The one light moment of the whole event came when the guys were asking me to tell what day it was, whether I had any history of heart attack in my family, how old I was. I could not get breath to answer anything quickly, so on the age question, one guy tried to helpfully supply the first part of my answer: ” Thirty …. ?” he said.

Laughing was out of the question. Even smiling was beyond me. I finally just slowly gasped, “Fifty …. seven.”

“She doesn’t look it,” muttered an unseen but appreciated paramedic.

It was all downhill after that; actually it was downhill from the moment I fell. The elevators in my condo building are too small for a gurney, so I had to be strapped into a wheelchair for transport to the ambulance. I spent a couple of hours in the emergency room where they found the fracture in my rib and hole in the lung. Fortunately, only 10 percent of my left lung had collapsed; but such holes can expand and I was admitted in case I lost 25 percent of my lung capacity. At that, they would have put a tube in to reinflate it, I believe. It’s hard to pay attention to everything when the doctors and nurses come and go in dizzying fashion.

The good news is my wonderful friends showed up immediately at my bedside and didn’t leave me alone for any of the scary, confusing, humbling hospital stay. They formed a network to provide rides, errands, Rx refills, Blue Bell ice cream and more. I spent 4 nights recuperating with one saintly couple before they cleared me for independent living again.

I returned to my little condo with relief, but also some trepidation. Nothing bad had ever occurred there, and now I have unsettling memories to add to all the peaceful, happy ones. It’ll take a while for everything to integrate. I’m torn between wanting to pretend it never happened (start exercising right away and ignore the warning that ribs take 6 weeks to heal) and remembering what it felt like to regain consciousness on my tile floor, confused and alone and bleeding.

I told a friend this, and she offered her belief that it’s best to honor all your memories, good or bad.

I know she’s right. It’s just going to take a little time to assimilate this whole experience.

Since there isn’t a cure for neurocardiogenic syncope, I might faint again. (This is actually the second time it’s happened; the first time also occurred just after I got out of bed, but I had 19 stitches in my head that day, and no diagnosis, just the assumption that it was an accident.)

Now I am more nervous about the slightest dizziness, and I am resigned to grabbing at walls even when there’s no need. One nurse told me the treatment for this condition is to sit down when you feel dizzy. Real high-tech right? And I read online that it’s more common in tall people, supposedly because the blood has a tiny bit farther to go from the heart to the head.

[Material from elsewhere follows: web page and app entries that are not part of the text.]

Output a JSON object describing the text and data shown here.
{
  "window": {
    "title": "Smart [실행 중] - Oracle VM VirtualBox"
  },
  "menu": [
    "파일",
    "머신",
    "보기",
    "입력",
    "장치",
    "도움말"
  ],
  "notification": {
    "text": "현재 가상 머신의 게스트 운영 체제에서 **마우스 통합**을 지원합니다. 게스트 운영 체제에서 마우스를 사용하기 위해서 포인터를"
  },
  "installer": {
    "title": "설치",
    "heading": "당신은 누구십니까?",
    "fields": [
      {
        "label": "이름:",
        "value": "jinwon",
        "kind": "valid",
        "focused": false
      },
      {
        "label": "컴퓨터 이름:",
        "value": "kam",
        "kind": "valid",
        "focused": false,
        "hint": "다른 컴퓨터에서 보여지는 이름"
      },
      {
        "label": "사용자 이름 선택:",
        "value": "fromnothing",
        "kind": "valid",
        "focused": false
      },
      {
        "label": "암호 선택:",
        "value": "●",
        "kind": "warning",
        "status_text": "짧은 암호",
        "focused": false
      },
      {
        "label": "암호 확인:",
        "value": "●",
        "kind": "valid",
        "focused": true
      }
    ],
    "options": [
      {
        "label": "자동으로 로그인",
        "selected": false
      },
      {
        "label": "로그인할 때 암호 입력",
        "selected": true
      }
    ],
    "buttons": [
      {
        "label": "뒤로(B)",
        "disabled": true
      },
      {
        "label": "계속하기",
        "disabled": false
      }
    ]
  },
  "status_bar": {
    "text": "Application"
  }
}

So … I’m educating myself and that’s a good thing. One friend told me of a young man in his 20s with neurocardiogenic syncope who faints a lot, like in the middle of the day even. My heart goes out to him, and his case gives me perspective. With only two incidents to date, I feel fortunate instead of cursed.

So that’s the path I’m on: taking stock and looking for the good in every event, even the ones that truly suck. Having a diagnosis is good. My goal is to take precautions so any future faints will be nothing but mild little swoons, an ever-so-common occurrence in this Southern summertime heat.